Emirates chairman Sheikh Ahmed bin Saeed Al Maktoum has warned of a "tough" six months of trading ahead after the group's first-half profits fell more than 50% to Dhs1.1 billion ($300 million) amid rising fuel costs and unfavourable currency movements.
Group revenues rose 10% to Dhs54.5 billion. Emirates airline division’s revenues rose 10% to Dhs48.9 billion, but profits fell 86% to Dhs226 million.
Dnata experienced a 31% rise in profits to Dhs861 milliion, but Emirates says that includes a Dhs320 million cash boost from divesting its 22% stake in travel management company Hogg Robinson. Stripping out this one-off transaction, Emirates says its ground-handling arm would have experienced an 18% drop in profits.

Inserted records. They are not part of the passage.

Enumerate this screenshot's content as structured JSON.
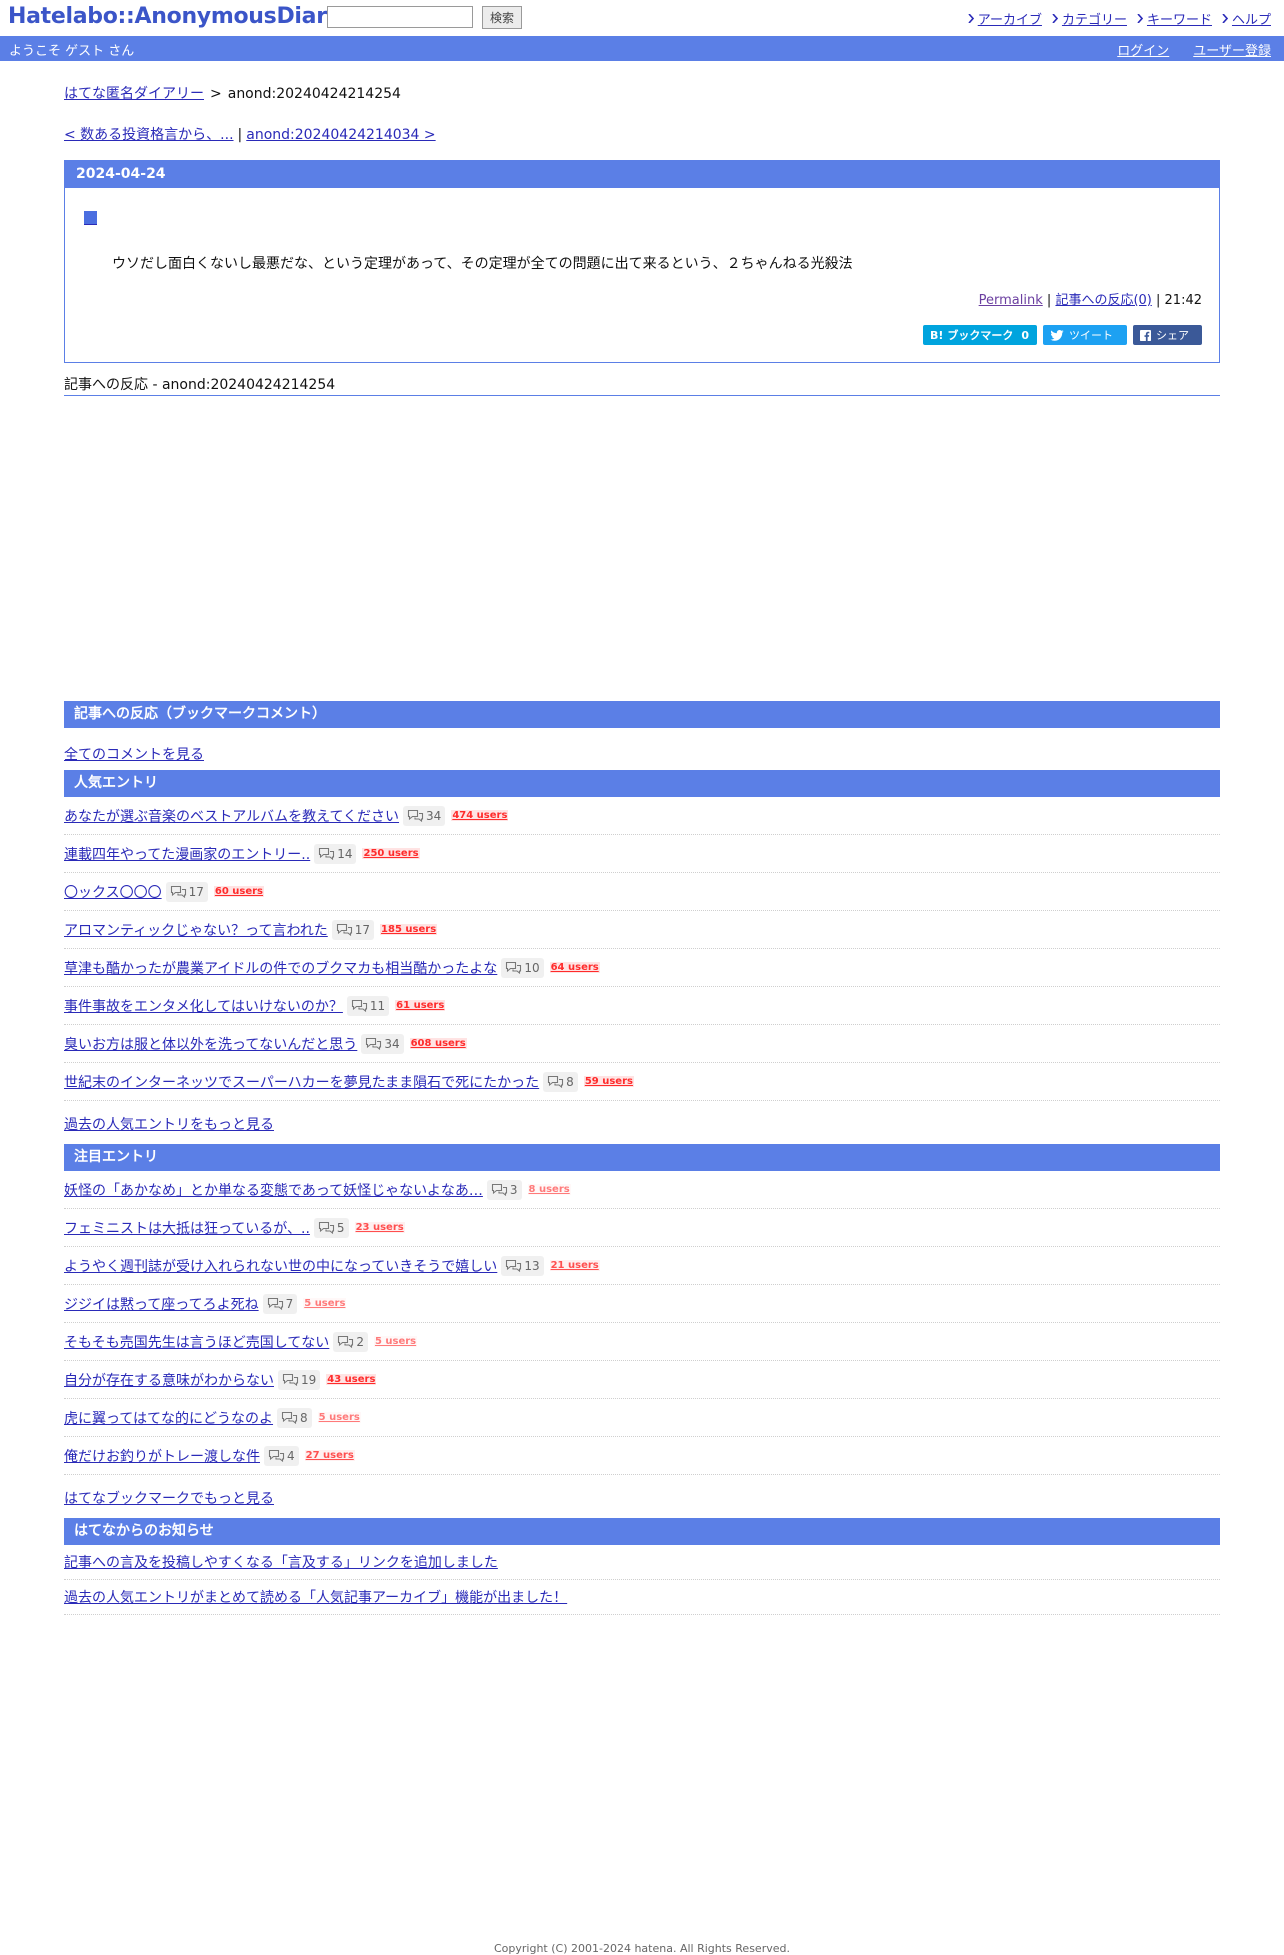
{
  "header": {
    "logo": "Hatelabo::AnonymousDiary",
    "search_placeholder": "",
    "search_button": "検索",
    "nav": [
      "アーカイブ",
      "カテゴリー",
      "キーワード",
      "ヘルプ"
    ],
    "welcome": "ようこそ ゲスト さん",
    "login": "ログイン",
    "register": "ユーザー登録"
  },
  "breadcrumb": {
    "root": "はてな匿名ダイアリー",
    "sep": ">",
    "current": "anond:20240424214254"
  },
  "pager": {
    "prev": "< 数ある投資格言から、...",
    "sep": "|",
    "next": "anond:20240424214034 >"
  },
  "entry": {
    "date": "2024-04-24",
    "body": "ウソだし面白くないし最悪だな、という定理があって、その定理が全ての問題に出て来るという、２ちゃんねる光殺法",
    "permalink": "Permalink",
    "meta_sep": "|",
    "reactions": "記事への反応(0)",
    "time": "21:42",
    "share": {
      "hatebu_label": "ブックマーク",
      "hatebu_icon_text": "B!",
      "hatebu_count": "0",
      "tweet": "ツイート",
      "fb": "シェア"
    }
  },
  "refs_title": "記事への反応 - anond:20240424214254",
  "bookmark_section": {
    "title": "記事への反応（ブックマークコメント）",
    "all_comments": "全てのコメントを見る"
  },
  "popular": {
    "title": "人気エントリ",
    "items": [
      {
        "title": "あなたが選ぶ音楽のベストアルバムを教えてください",
        "comments": "34",
        "users": "474 users",
        "level": "hot"
      },
      {
        "title": "連載四年やってた漫画家のエントリー..",
        "comments": "14",
        "users": "250 users",
        "level": "hot"
      },
      {
        "title": "〇ックス〇〇〇",
        "comments": "17",
        "users": "60 users",
        "level": "hot"
      },
      {
        "title": "アロマンティックじゃない？って言われた",
        "comments": "17",
        "users": "185 users",
        "level": "hot"
      },
      {
        "title": "草津も酷かったが農業アイドルの件でのブクマカも相当酷かったよな",
        "comments": "10",
        "users": "64 users",
        "level": "hot"
      },
      {
        "title": "事件事故をエンタメ化してはいけないのか？",
        "comments": "11",
        "users": "61 users",
        "level": "hot"
      },
      {
        "title": "臭いお方は服と体以外を洗ってないんだと思う",
        "comments": "34",
        "users": "608 users",
        "level": "hot"
      },
      {
        "title": "世紀末のインターネッツでスーパーハカーを夢見たまま隕石で死にたかった",
        "comments": "8",
        "users": "59 users",
        "level": "hot"
      }
    ],
    "more": "過去の人気エントリをもっと見る"
  },
  "featured": {
    "title": "注目エントリ",
    "items": [
      {
        "title": "妖怪の「あかなめ」とか単なる変態であって妖怪じゃないよなあ…",
        "comments": "3",
        "users": "8 users",
        "level": "low"
      },
      {
        "title": "フェミニストは大抵は狂っているが、..",
        "comments": "5",
        "users": "23 users",
        "level": "mid"
      },
      {
        "title": "ようやく週刊誌が受け入れられない世の中になっていきそうで嬉しい",
        "comments": "13",
        "users": "21 users",
        "level": "mid"
      },
      {
        "title": "ジジイは黙って座ってろよ死ね",
        "comments": "7",
        "users": "5 users",
        "level": "low"
      },
      {
        "title": "そもそも売国先生は言うほど売国してない",
        "comments": "2",
        "users": "5 users",
        "level": "low"
      },
      {
        "title": "自分が存在する意味がわからない",
        "comments": "19",
        "users": "43 users",
        "level": "hot"
      },
      {
        "title": "虎に翼ってはてな的にどうなのよ",
        "comments": "8",
        "users": "5 users",
        "level": "low"
      },
      {
        "title": "俺だけお釣りがトレー渡しな件",
        "comments": "4",
        "users": "27 users",
        "level": "mid"
      }
    ],
    "more": "はてなブックマークでもっと見る"
  },
  "news": {
    "title": "はてなからのお知らせ",
    "items": [
      "記事への言及を投稿しやすくなる「言及する」リンクを追加しました",
      "過去の人気エントリがまとめて読める「人気記事アーカイブ」機能が出ました！"
    ]
  },
  "footer": "Copyright (C) 2001-2024 hatena. All Rights Reserved.",
  "colors": {
    "accent": "#5b7fe6",
    "link": "#2a2ab8",
    "users_hot": "#ff2b2b"
  }
}
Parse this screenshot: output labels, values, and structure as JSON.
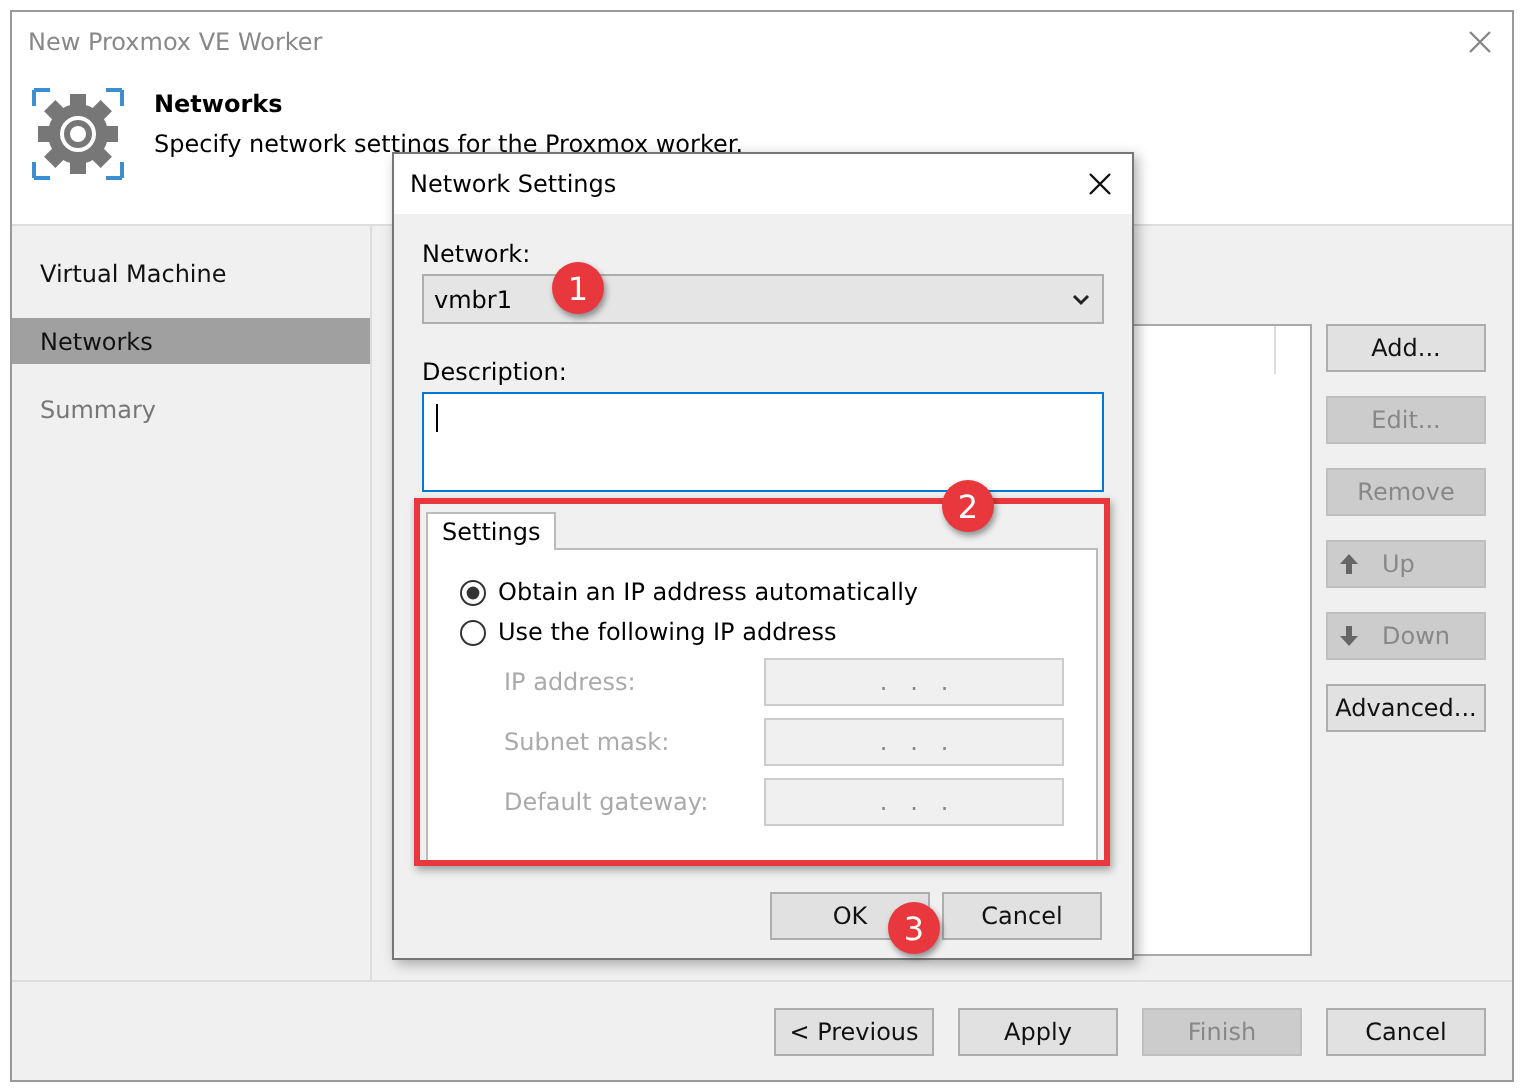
{
  "window": {
    "title": "New Proxmox VE Worker"
  },
  "header": {
    "title": "Networks",
    "subtitle": "Specify network settings for the Proxmox worker."
  },
  "sidebar": {
    "items": [
      {
        "label": "Virtual Machine",
        "selected": false,
        "disabled": false
      },
      {
        "label": "Networks",
        "selected": true,
        "disabled": false
      },
      {
        "label": "Summary",
        "selected": false,
        "disabled": true
      }
    ]
  },
  "side_buttons": [
    {
      "label": "Add...",
      "disabled": false,
      "kind": "plain"
    },
    {
      "label": "Edit...",
      "disabled": true,
      "kind": "plain"
    },
    {
      "label": "Remove",
      "disabled": true,
      "kind": "plain"
    },
    {
      "label": "Up",
      "disabled": true,
      "kind": "up"
    },
    {
      "label": "Down",
      "disabled": true,
      "kind": "down"
    },
    {
      "label": "Advanced...",
      "disabled": false,
      "kind": "plain"
    }
  ],
  "footer_buttons": [
    {
      "label": "< Previous",
      "disabled": false
    },
    {
      "label": "Apply",
      "disabled": false
    },
    {
      "label": "Finish",
      "disabled": true
    },
    {
      "label": "Cancel",
      "disabled": false
    }
  ],
  "dialog": {
    "title": "Network Settings",
    "network_label": "Network:",
    "network_value": "vmbr1",
    "description_label": "Description:",
    "tab": "Settings",
    "options": [
      {
        "label": "Obtain an IP address automatically",
        "selected": true
      },
      {
        "label": "Use the following IP address",
        "selected": false
      }
    ],
    "ip_fields": [
      {
        "label": "IP address:",
        "value": ".   .   .",
        "disabled": true
      },
      {
        "label": "Subnet mask:",
        "value": ".   .   .",
        "disabled": true
      },
      {
        "label": "Default gateway:",
        "value": ".   .   .",
        "disabled": true
      }
    ],
    "buttons": [
      "OK",
      "Cancel"
    ]
  },
  "annotations": [
    {
      "label": "1"
    },
    {
      "label": "2"
    },
    {
      "label": "3"
    }
  ]
}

Operating costs grew 13%, including a 42% rise in its fuel bill, which Emirates says is largely driven by a 37% increase in oil prices, as well as an increase in fuel used by 4% due to its expanding fleet operations. Fuel remained the largest component of the airline’s costs, accounting for 33% of operating costs compared with 26% in the first six months of last year.
Al Maktoum says that while Emirates and Dnata grew steadily during the period and demand remained "healthy", the group's performance had suffered as a result of currency devaluations in markets such as India, Brazil, Angola and Iran, which had wiped out approximately Dhs4.6 billion from its profits.
He says the Gulf carrier group is seeking to manage "myriad challenges", including a "relentless downward pressure" on yields, and uncertain economic and political conditions within its home region and in other parts of the world. Emirates intends to keep a "tight rein" on controllable costs and will seek to drive efficiency improvements through the implementation of new technology and business processes.
"The next six months will be tough, but the Emirates Group’s foundations remain strong," he states, adding Dubai continues to be an attractive destination with a 9% rise in passengers travelling to the city in the first half of 2018-19 compared with the same period last year.
During the first six months of the year, Emirates received three Airbus A380s and five Boeing 777s, with five more new aircraft scheduled to be delivered before the end of the financial year. It says it also retired seven older aircraft from its fleet and a further four will to be phased out by 31 March 2019.
Passenger numbers rose 3% to just over 30 million between 1 April and 30 September, while average load factors increased from 77.2% in the same six months last year to 78.8%.
The volume of cargo uplifted remained "largely unchanged" at 1.3 million tonnes but yields improved by 11%, which the group says is due to Emirates SkyCargo’s focus on investments in products and services.
The number of employees across fell by 1% from 103,363 to 101,983, largely as a result of natural attrition, together with a slower pace of recruitment, which Emirates says related to its various internal programmes to improve efficiency through the implementation of new technology and workflows.